> News > IN WORLD

Academics rethink Western perception of China

ZHA JIANGUO, XIA LI | 2018-04-12 | Hits:
(Chinese Social Sciences Today)

Academics discuss Western perception of China at the seminar.

SHANGHAI—Scholars reexamined Western perception of China and its effects on both sides at a seminar at Shanghai University on March 30.

From a historical point of view, the Western perception of China has been constantly evolving under the influence of a variety of factors, such as Western understanding of China, relations between China and the West, and changes in social, political and technological conditions, said Zeng Jun, a professor from the College of Liberal Arts at Shanghai University.

Chinese scholar Zhou Ning has conducted extensive research in this field. Zhou concludes that the image of China in the West fluctuates with the changes in power relations between the West and China, and China has always been the image created by the West’s own sense. But one crucial point that Zhou failed to note is that this actually reflects the typical Western dualistic way of thinking, Zeng said. He argued that this may fundamentally mean that the West does not really recognize the complexity of China’s own existence.

Gao Jianping, a professor from the Institute of Aesthetics and Literary Criticism at Shenzhen University, said that Western Sinology played an extremely important role in Western literary studies on China issues. Therefore, it is necessary to distinguish the study of China issues as Sinology and the study of Chinese issues as the mainstream ideas in the West. For Western Sinologists, China’s image has different aspects and can be understood using multiple interpretations. The mainstream Western thought has a different approach to studying China issues, however.

In the West, The Chan’s Great Continent: China in Western Minds (1998) by American Sinologist Jonathan Spence is probably the most renowned research work on China’s image, Zeng said. “Many of his works are related to the issues involved in our research.” For example, The Memory Palace of Matteo Ricci, The Question of Hu and Chinese Roundabout: Essays on History and Culture.

In China, The Influence of Chinese Philosophy on Europe (1940) by Chinese historian Zhu Qianzhi is among the earliest research works in the field, said Zeng. Bringing together a great deal of historical data, the book examines the westward spread of Chinese learning from the Renaissance to the 17th and 18th centuries. A more recent book Thinkers’ Perception of China (2013) by Xin Jianfei discusses the influence of China on many Western masters, including Karl Jaspers, Martin Heidegger and Carl Jung.
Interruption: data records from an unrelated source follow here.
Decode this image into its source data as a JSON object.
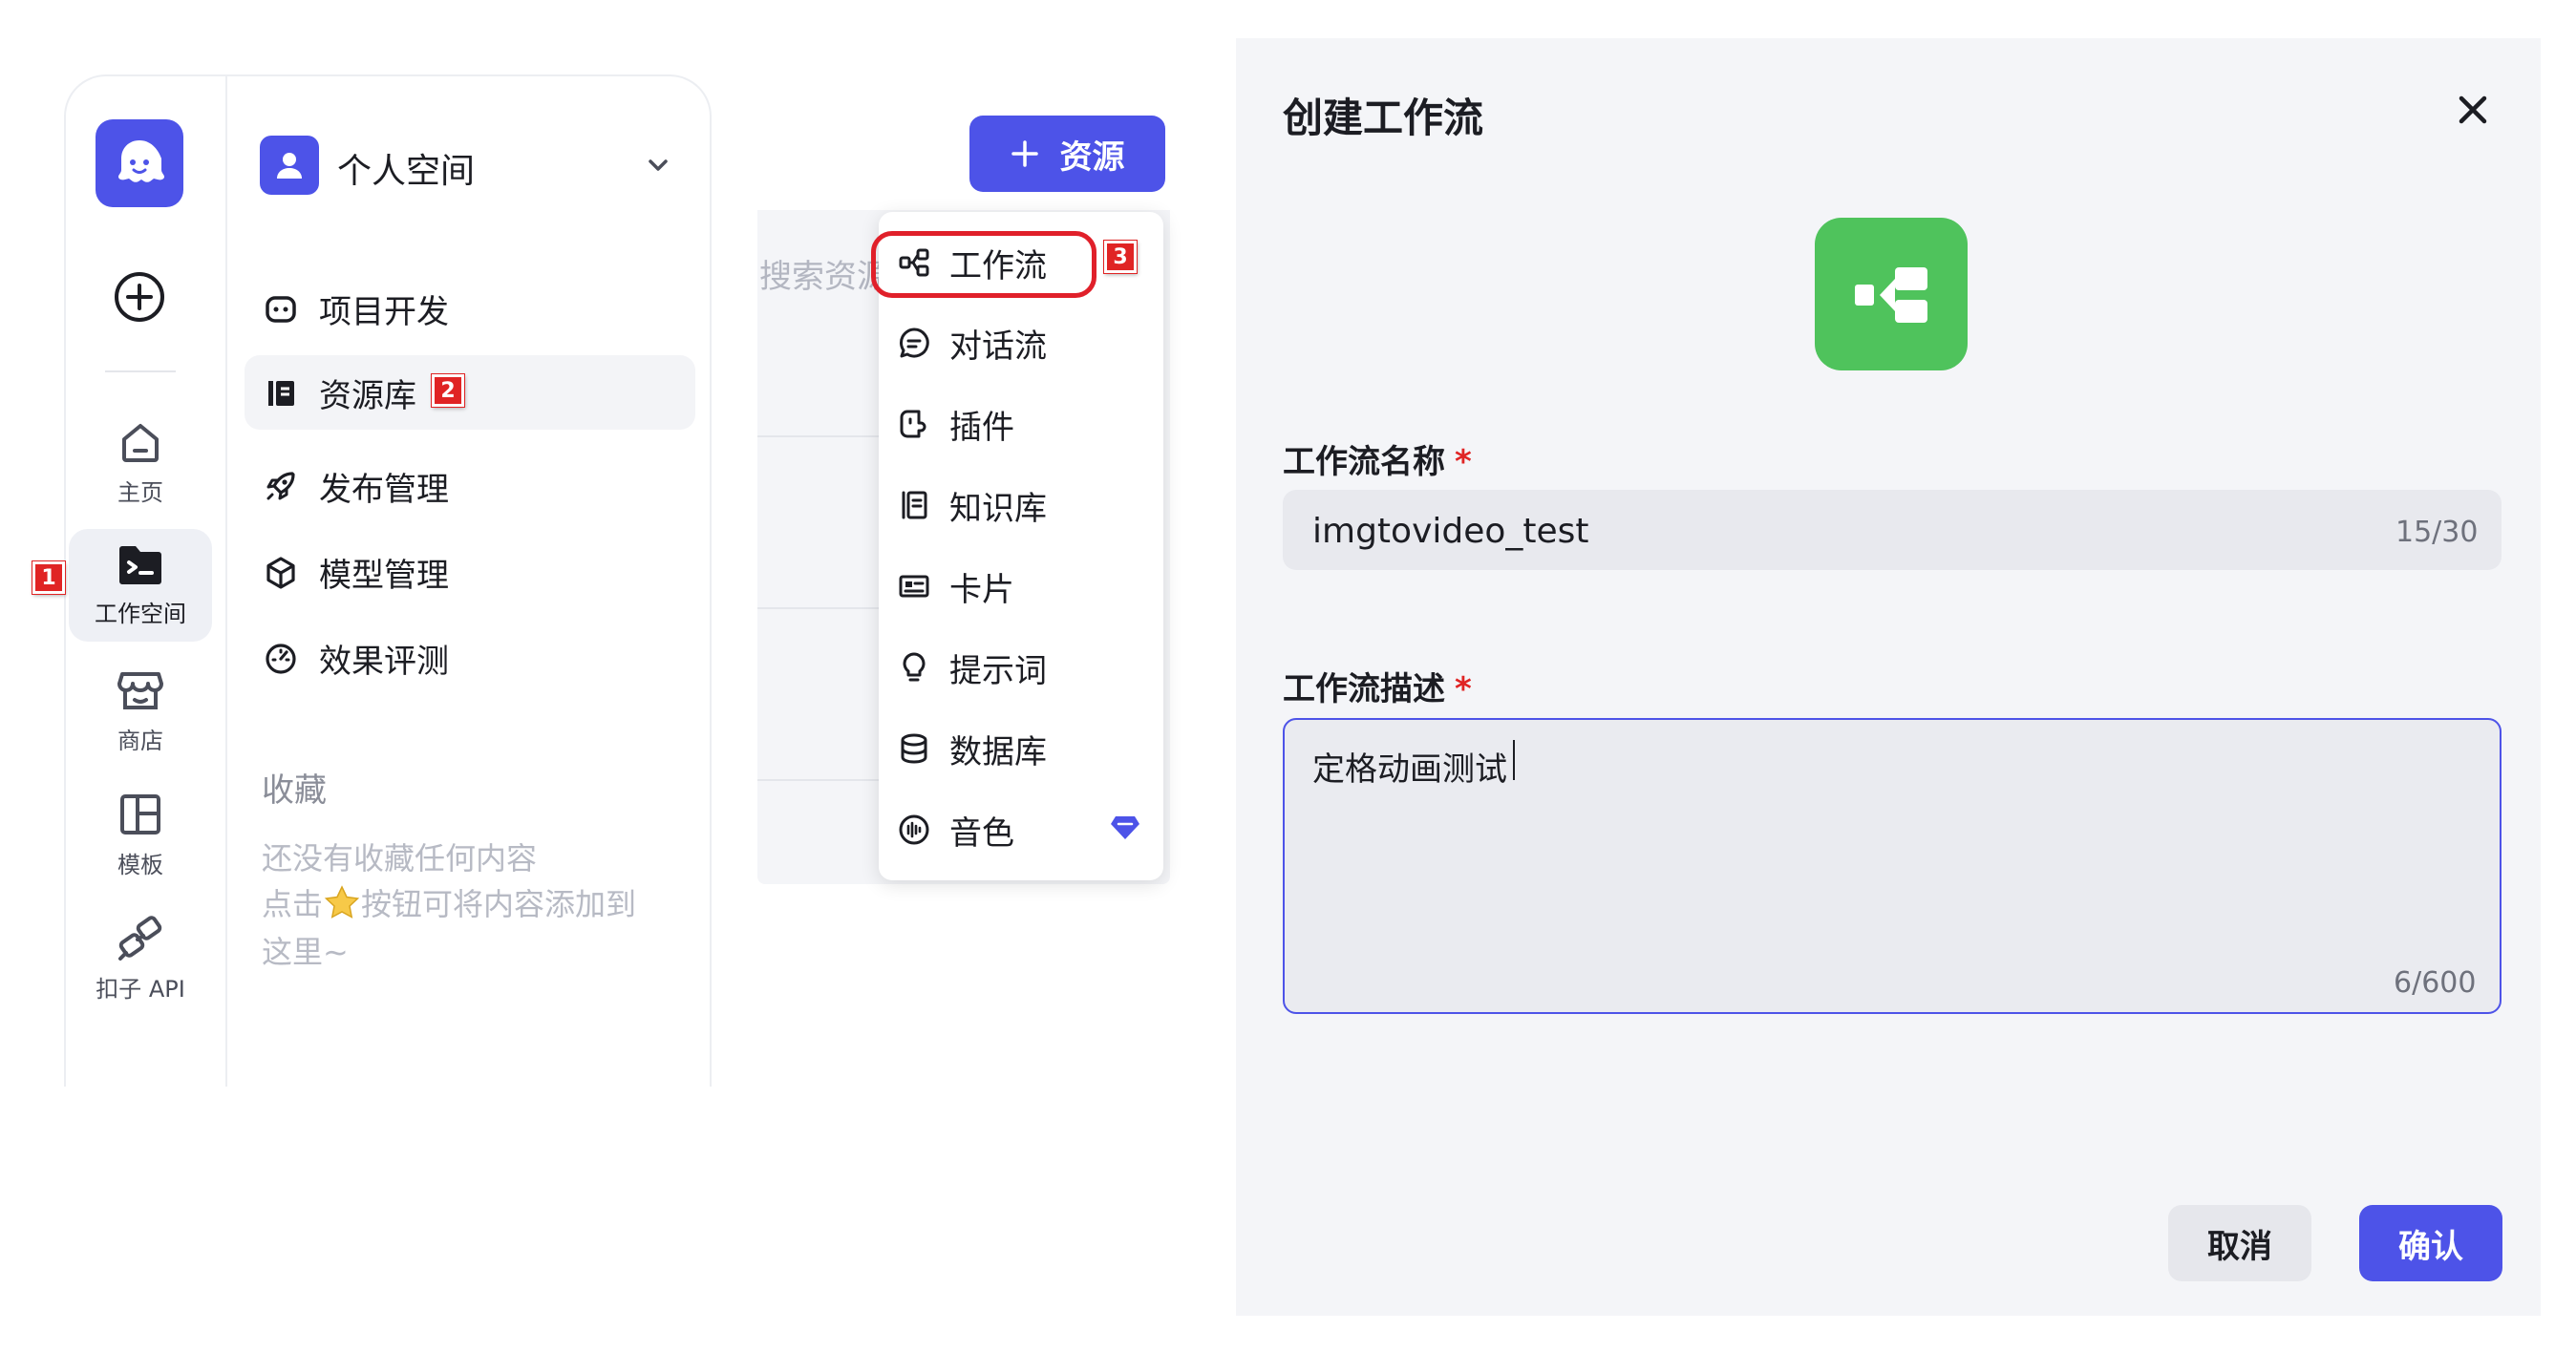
{
  "sidebar_rail": {
    "items": [
      {
        "label": "主页"
      },
      {
        "label": "工作空间"
      },
      {
        "label": "商店"
      },
      {
        "label": "模板"
      },
      {
        "label": "扣子 API"
      }
    ]
  },
  "workspace": {
    "name": "个人空间",
    "nav": [
      {
        "label": "项目开发"
      },
      {
        "label": "资源库"
      },
      {
        "label": "发布管理"
      },
      {
        "label": "模型管理"
      },
      {
        "label": "效果评测"
      }
    ],
    "favorites": {
      "title": "收藏",
      "empty_line1": "还没有收藏任何内容",
      "empty_line2a": "点击",
      "empty_line2b": "按钮可将内容添加到",
      "empty_line3": "这里~"
    }
  },
  "resources": {
    "add_button": "资源",
    "search_placeholder": "搜索资源",
    "menu": [
      {
        "label": "工作流"
      },
      {
        "label": "对话流"
      },
      {
        "label": "插件"
      },
      {
        "label": "知识库"
      },
      {
        "label": "卡片"
      },
      {
        "label": "提示词"
      },
      {
        "label": "数据库"
      },
      {
        "label": "音色"
      }
    ]
  },
  "steps": [
    "1",
    "2",
    "3"
  ],
  "dialog": {
    "title": "创建工作流",
    "name_label": "工作流名称",
    "name_value": "imgtovideo_test",
    "name_count": "15/30",
    "desc_label": "工作流描述",
    "desc_value": "定格动画测试",
    "desc_count": "6/600",
    "required_mark": "*",
    "cancel": "取消",
    "confirm": "确认"
  },
  "colors": {
    "primary": "#4d53e8",
    "workflow_icon": "#4fc35c",
    "step_badge": "#e02424",
    "highlight": "#e0202a"
  }
}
For a long time, contemporary Chinese literary theory has been greatly influenced by its Western counterpart. Wang Hongsheng, a professor at Tongji University, said that Chinese literary studies should strengthen the subjectivity of Chinese culture, which is to say the consciousness of reconstituting the subjectivity of Chinese literary theory. The research perspective should be tilted toward contemporary literary theory, prioritizing practice, which is characteristic of Chinese culture, and considering how China is understood in Western literary theory, Wang said.

Research on China issues in Western literary theory cannot be limited to the field of literary theory. Zhang Zhengwen, a professor at the University of Chinese Academy of Social Sciences, said that researchers can find issues related to literary theory in the fields of politics, economy, society and culture to expand research perspectives.

The study of China’s image in the West is rich in potential, Zeng said. On the one hand, it can serve as a powerful tool for us to study the West’s perception of China, and it is a critical perspective. On the other hand, it takes a diachronic approach, which can lead to many issues in culture and politics, as well as the discourse practice and cultural construction behind image construction. The downside is that this type of research may be a little simplistic at the moment, which is to say that it fixates on the simple conclusion that “China is a mirror image of the West” while paying less attention to the complex interaction between the two, Zeng said.


ZHA JIANGUO, XIA LI are correspondents with Chinese Social Sciences Today.

(edited by JIANG HONG)